Disney hires Hollywood superagent as president

Surprising even the most sophisticated entertainment executives for the second time in two weeks, Walt Disney Co. announced yesterday that talent agent Michael Ovitz would become Disney's president.

The move pairs Mr. Ovitz, widely considered the most powerful man in Hollywood, with Disney's chairman, Michael D. Eisner, the most powerful man in the entertainment industry.


The news caught Hollywood nearly as off guard as the announcement two weeks ago that Disney would become the world's largest entertainment company by acquiring Capital Cities/ABC Inc. for $19.2 billion.

Even though becoming president of such an empire might strike many as an alluring proposition -- while also taking a role that analysts said Disney sorely needed to fill -- it will put Mr. Ovitz in the unaccustomed position of reporting to an executive even more powerful than himself.


Only two months ago, Mr. Ovitz, head of the Creative Artists Agency, ended negotiations to become president of the MCA Inc. entertainment company, explaining, "I can't predict the future, but the only thing that is for sure is that I love my life at CAA."

As for Mr. Eisner, he had been seen as reluctant to share power since the death 16 months ago of his trusted lieutenant, Frank Wells, who was Disney's last president.

And it was the ambitions and the celebrity profile of Disney's studio chief, Jeffrey Katzenberg, that contributed last year to Mr. Katzenberg's bitter falling-out with Mr. Eisner and his departure from the company.

Shareholders have feared that Mr. Eisner, who is 53 and had emergency heart surgery last year, was not preparing an adequate line of succession.

"It became clear as I started to rebuild the company that I needed a partner to go forward with," Mr. Eisner said yesterday in a telephone interview.

He said that he had tried to hire Mr. Ovitz, who is one of his closest personal friends, at other times over the years, most recently after Mr. Wells' death.

"I am the chairman," Mr. Eisner said. "I need a partner. We will understand each other's moves. The company is big and growing, and Michael joins a team that is very strong."

Investors showed their approval by pushing up Disney's stock $2.50 a share in heavy trading on the New York Stock Exchange, where it ended the day at $59.


For Mr. Ovitz, 48, the decision to leave Creative Artists Agency seems like an inexplicable change of heart. Two months ago, his widely publicized negotiations with Edgar Bronfman Jr., president of MCA's owner, Seagram Co., ended abruptly, surrounded by speculation that Mr. Ovitz wanted more than $300 million to take the job and that he was uncertain about leaving the autonomy of his own company to work for Mr. Bronfman, who also is his personal friend.

Some associates speculated that Mr. Ovitz negotiated so aggressively in part because he really did not want to leave Creative Artists.

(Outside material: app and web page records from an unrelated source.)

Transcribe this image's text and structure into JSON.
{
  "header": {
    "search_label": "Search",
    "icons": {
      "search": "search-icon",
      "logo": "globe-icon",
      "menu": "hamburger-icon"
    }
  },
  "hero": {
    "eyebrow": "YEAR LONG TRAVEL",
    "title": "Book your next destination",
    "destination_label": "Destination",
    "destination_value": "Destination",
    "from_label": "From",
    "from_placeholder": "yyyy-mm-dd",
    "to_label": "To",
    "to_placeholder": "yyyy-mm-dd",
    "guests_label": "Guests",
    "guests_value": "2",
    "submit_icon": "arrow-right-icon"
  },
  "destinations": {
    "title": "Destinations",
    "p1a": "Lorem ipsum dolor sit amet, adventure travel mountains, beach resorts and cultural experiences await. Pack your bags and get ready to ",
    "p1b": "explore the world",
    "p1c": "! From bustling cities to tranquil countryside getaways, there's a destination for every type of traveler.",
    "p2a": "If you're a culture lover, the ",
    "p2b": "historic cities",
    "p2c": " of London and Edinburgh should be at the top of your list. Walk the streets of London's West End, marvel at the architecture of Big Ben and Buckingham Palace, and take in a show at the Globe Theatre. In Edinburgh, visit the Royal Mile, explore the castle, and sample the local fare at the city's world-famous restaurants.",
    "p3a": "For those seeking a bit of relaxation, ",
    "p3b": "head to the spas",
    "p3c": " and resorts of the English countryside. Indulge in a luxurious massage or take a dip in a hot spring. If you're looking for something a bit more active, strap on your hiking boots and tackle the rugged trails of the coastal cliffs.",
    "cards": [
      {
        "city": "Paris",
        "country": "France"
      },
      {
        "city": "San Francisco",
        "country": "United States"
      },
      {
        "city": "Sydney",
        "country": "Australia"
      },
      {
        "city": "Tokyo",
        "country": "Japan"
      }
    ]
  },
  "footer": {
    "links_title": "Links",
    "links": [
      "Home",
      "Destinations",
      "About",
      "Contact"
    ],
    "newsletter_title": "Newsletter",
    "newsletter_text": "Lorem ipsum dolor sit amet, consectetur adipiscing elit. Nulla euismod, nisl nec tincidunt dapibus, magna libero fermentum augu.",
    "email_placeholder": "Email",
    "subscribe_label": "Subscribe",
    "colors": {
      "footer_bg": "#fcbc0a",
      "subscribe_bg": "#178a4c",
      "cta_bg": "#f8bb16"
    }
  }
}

Yesterday, Mr. Ovitz explained his decision to join Disney this way: "It was time to do something different. It was right for me. This opportunity was extraordinary. It was done quickly and cleanly."

Terms of Mr. Ovitz's employment contract with Disney were not disclosed.

Mr. Ovitz was known to have become restless as an agent and upset about the perception that he had badly fumbled the negotiations with Mr. Bronfman to lead MCA and its Universal Pictures studio, a job somewhat similar to the one he is now taking at Disney.

Mr. Ovitz's widely publicized negotiations with MCA had created turmoil at Creative Artists. And the atmosphere at the agency had become even more unstable after its second-ranking executive, Ron Meyer, left to become president of MCA in the wake of Mr. Ovitz's failed talks with Mr. Bronfman.


"The last two months have been very hard on him," an industry executive close to Mr. Ovitz said. "His standing went down in the community. He had fewer options in August than he had in June."

But Mr. Ovitz denied that there were any problems at Creative Artists. He said he viewed the Disney job as an extraordinary opportunity.

"I have known Michael for 25 years," Mr. Ovitz said. "I have watched this company and the people, and the asset base was too much not to go for it."

Many Wall Street analysts said yesterday that in Mr. Ovitz, Mr. Eisner was hiring one of the most talented people in Hollywood. "Eisner has finally solved the succession question," said Harold Vogel, who follows entertainment for Cowen & Co., an investment firm.

But some analysts wondered privately yesterday just how Mr. Ovitz would enjoy working for a close friend. Mr. Ovitz had a ready answer.

"I am working for Michael and the shareholders," he said in a telephone interview. "That is not different than working for my clients."


Mr. Ovitz will be nominated to the Disney board but he will not also serve as chief operating officer, an added role of many presidents of large corporations.

That position will go unfilled, but is effectively being carried out by Sanford M. Litvack, the chief of corporate operations. Mr. Litvack and Stephen F. Bollenbach, the chief financial officer, will continue to report directly to Mr. Eisner.

Mr. Ovitz will oversee the various operating divisions: Capital Cities/ABC, theme parks, entertainment, and consumer products will report to him.